The Jimmy Carter National Historic Site has preserved the former President's boyhood farm and home just as it had been when he was growing up in the 1930's. We visited at 10:00 Sunday morning, which means we had the park all to ourselves, save for the kindly park attendant in the wheelchair. When you walk through the house and other buildings on the property, you can press a button and actually hear a recording of Carter recalling his poor upbringing. One gets the impression that the man who grew up here was kind, humble, good Christian who knew the meaning of an honest day's work and the plight of the common man.

Given all of this, it's a truly depressing thought that many Americans, when they consider our recent presidents, think of George W. Bush as the embodiment of these traits.

Habitat for Humanity has their international headquarters located in Americus as well as their "Global Village and Discovery Center", which is an educational site that contains "life-size Habitat houses from countries around the world". We only got to drive by this place on our way to Plains, but we could see all the different buildings through a chainlink fence. On the opposite side of the road, you could see dilapidated and crumbling old homes, due to the fact that this attraction is on much poorer side of town.

In other words, one side of the road has fake shanty towns and the other had real examples of urban decay.


I know what you're thinking: Great place to take the little woman for your anniversary! What's on the schedule next year? A leper colony, perhaps?!?! Truth be told, we both enjoyed ourselves very much. It was decent weather, a luxurious B&B (especially for the money we paid) and, true to our history major backgrounds, a worthwhile educational experience.

Still, maybe next year we can visit some attractions that don't talk in depth about diarrhea.

Saturday, April 01, 2006

Forest Whitaker Quote of the Month: April 2006

You've got to hand it to Joel Schumacher. Shortly after the unmitigated disaster that was Batman & Robin, he went back to basics (or should I say basic training) with the locally shot Tigerland starring an unknown Irish actor named Colin Farrell. It was a minor success with both critics and audiences.

Only two years later, he went back to the lean-and-mean formula with Colin again to produce Phone Booth. The action unfolds in real time and the film clocks in at a very spare 81 minutes, so there's very little time for pithy remarks. Still, the verification that Forest Whitaker's character, NYPD Captain Ramey, asks from a fellow officer is priceless in both content and delivery:
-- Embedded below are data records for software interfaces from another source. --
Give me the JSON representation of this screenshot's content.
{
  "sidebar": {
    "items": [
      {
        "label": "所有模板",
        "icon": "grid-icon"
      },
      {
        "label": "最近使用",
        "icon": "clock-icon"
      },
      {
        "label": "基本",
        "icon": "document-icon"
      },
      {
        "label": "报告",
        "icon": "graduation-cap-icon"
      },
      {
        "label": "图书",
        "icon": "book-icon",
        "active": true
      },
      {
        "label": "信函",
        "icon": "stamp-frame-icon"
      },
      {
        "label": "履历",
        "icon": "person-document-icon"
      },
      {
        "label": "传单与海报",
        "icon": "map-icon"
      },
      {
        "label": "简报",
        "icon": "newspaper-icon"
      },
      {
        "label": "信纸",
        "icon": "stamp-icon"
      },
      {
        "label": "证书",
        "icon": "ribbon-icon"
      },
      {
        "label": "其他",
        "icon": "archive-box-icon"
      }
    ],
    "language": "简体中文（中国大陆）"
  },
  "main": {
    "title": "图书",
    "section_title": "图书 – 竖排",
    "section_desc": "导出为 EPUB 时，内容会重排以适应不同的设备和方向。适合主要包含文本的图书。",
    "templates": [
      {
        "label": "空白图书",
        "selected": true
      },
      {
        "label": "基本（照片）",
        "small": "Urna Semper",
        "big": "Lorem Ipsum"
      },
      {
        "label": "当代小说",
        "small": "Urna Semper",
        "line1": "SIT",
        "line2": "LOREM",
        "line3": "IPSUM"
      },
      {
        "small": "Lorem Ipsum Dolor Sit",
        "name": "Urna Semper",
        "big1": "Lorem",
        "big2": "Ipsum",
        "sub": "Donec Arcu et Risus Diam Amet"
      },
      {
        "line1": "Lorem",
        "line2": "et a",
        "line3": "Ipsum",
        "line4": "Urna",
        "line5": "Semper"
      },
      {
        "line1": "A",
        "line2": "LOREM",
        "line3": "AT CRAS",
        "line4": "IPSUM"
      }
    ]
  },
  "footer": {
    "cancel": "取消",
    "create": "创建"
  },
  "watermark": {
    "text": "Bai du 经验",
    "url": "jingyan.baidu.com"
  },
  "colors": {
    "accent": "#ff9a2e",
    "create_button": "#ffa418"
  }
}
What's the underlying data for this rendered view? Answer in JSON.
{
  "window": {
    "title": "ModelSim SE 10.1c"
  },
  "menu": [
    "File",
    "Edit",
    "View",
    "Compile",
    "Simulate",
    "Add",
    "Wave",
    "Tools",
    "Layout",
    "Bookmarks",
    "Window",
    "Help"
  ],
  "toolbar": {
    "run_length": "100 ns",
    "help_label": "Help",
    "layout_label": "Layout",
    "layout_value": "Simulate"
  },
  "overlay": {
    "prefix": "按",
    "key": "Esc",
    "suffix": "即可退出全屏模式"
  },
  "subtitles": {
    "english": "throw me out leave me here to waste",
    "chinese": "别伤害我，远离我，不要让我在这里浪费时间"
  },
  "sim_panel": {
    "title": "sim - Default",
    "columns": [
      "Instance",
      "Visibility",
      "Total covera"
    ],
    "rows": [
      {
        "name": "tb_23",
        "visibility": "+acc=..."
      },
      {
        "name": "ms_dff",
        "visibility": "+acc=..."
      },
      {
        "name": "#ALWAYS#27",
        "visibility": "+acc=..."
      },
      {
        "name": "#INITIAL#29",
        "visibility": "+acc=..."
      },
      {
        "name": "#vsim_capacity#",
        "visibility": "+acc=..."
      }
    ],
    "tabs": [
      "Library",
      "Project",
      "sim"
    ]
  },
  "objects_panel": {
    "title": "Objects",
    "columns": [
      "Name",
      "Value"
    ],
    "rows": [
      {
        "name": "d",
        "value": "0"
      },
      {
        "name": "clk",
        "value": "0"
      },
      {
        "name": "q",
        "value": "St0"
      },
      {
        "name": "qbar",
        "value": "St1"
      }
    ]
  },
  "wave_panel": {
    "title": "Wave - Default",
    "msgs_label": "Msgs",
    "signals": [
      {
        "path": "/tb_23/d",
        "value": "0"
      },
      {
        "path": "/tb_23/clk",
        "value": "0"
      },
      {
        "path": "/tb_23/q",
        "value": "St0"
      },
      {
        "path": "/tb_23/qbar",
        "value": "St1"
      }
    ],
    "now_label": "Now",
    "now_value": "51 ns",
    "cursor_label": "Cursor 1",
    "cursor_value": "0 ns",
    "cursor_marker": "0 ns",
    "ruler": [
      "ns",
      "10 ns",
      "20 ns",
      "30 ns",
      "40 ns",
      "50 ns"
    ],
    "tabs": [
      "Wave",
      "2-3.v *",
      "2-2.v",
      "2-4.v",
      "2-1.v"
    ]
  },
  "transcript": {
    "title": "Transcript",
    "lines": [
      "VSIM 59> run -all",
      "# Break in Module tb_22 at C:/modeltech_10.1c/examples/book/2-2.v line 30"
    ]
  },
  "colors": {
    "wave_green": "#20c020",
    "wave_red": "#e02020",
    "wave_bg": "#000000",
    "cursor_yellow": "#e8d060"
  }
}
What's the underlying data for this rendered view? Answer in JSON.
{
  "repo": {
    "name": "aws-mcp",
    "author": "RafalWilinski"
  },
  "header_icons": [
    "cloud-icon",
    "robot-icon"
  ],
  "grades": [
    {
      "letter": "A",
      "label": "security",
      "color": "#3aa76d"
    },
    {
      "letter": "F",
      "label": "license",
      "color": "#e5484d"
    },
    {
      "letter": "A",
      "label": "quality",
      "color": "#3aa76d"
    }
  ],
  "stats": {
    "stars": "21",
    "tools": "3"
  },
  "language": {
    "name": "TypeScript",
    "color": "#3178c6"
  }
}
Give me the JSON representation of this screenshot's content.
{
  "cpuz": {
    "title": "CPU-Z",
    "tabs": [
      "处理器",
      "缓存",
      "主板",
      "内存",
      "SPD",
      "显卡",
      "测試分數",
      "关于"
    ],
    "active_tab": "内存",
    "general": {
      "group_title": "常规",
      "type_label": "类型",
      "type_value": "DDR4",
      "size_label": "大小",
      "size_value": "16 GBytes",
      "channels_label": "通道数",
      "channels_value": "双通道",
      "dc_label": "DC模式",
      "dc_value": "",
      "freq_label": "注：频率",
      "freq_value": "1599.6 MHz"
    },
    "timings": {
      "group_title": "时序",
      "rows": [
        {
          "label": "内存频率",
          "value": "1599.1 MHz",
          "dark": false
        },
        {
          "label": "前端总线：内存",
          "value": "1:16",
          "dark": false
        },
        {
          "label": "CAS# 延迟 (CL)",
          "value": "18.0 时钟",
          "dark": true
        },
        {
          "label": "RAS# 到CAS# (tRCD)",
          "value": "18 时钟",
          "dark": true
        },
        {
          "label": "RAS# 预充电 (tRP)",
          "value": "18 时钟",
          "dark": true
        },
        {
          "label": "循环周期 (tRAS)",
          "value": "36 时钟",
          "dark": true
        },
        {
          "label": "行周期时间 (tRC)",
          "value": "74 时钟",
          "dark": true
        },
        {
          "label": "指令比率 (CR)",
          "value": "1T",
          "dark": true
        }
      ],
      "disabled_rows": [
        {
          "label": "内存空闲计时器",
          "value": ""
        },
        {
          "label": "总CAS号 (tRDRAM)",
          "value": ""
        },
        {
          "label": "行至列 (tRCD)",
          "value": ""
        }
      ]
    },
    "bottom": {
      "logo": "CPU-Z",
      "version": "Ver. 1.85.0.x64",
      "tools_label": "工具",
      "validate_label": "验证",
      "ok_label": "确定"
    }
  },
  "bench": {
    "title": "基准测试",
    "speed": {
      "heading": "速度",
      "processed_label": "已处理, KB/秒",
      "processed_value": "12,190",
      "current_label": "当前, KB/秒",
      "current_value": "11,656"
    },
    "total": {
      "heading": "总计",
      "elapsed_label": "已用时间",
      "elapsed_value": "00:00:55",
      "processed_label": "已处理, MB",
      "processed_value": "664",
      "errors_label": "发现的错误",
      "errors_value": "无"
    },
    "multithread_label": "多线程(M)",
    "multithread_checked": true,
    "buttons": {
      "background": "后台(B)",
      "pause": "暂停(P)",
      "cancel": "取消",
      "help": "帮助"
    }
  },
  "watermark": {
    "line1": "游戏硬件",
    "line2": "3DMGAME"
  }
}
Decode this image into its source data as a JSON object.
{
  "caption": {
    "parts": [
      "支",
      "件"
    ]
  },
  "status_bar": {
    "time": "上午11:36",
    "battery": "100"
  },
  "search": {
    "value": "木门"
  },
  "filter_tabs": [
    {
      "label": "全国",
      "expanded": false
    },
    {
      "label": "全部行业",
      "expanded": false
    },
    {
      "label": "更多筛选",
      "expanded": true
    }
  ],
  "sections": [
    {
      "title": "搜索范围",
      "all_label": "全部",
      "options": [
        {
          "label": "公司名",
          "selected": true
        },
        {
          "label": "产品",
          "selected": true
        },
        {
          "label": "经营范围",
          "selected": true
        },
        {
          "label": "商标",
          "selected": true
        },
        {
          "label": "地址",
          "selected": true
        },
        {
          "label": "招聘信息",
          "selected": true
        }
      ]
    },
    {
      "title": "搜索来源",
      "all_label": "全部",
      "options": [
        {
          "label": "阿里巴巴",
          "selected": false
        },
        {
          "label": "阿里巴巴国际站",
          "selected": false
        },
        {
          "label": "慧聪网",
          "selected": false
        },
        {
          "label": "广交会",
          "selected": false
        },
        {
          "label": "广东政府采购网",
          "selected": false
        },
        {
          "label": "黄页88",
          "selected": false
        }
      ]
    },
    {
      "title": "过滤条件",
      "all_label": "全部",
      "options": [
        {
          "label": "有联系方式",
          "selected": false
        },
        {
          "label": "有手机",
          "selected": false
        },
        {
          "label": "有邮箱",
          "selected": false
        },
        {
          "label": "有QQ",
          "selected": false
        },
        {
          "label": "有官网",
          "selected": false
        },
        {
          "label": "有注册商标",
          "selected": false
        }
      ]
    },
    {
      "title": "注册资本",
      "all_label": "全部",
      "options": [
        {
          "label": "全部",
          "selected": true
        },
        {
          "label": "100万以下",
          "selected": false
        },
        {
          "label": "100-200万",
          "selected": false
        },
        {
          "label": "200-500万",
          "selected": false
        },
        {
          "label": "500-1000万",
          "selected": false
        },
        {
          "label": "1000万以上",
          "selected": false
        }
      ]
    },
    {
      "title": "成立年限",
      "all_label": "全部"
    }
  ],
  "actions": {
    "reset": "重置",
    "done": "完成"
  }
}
Captain Ed Ramey - "Verify this information for me. The guy in the booth shot that guy over there and stuck around to make a phone call - Is that correct?"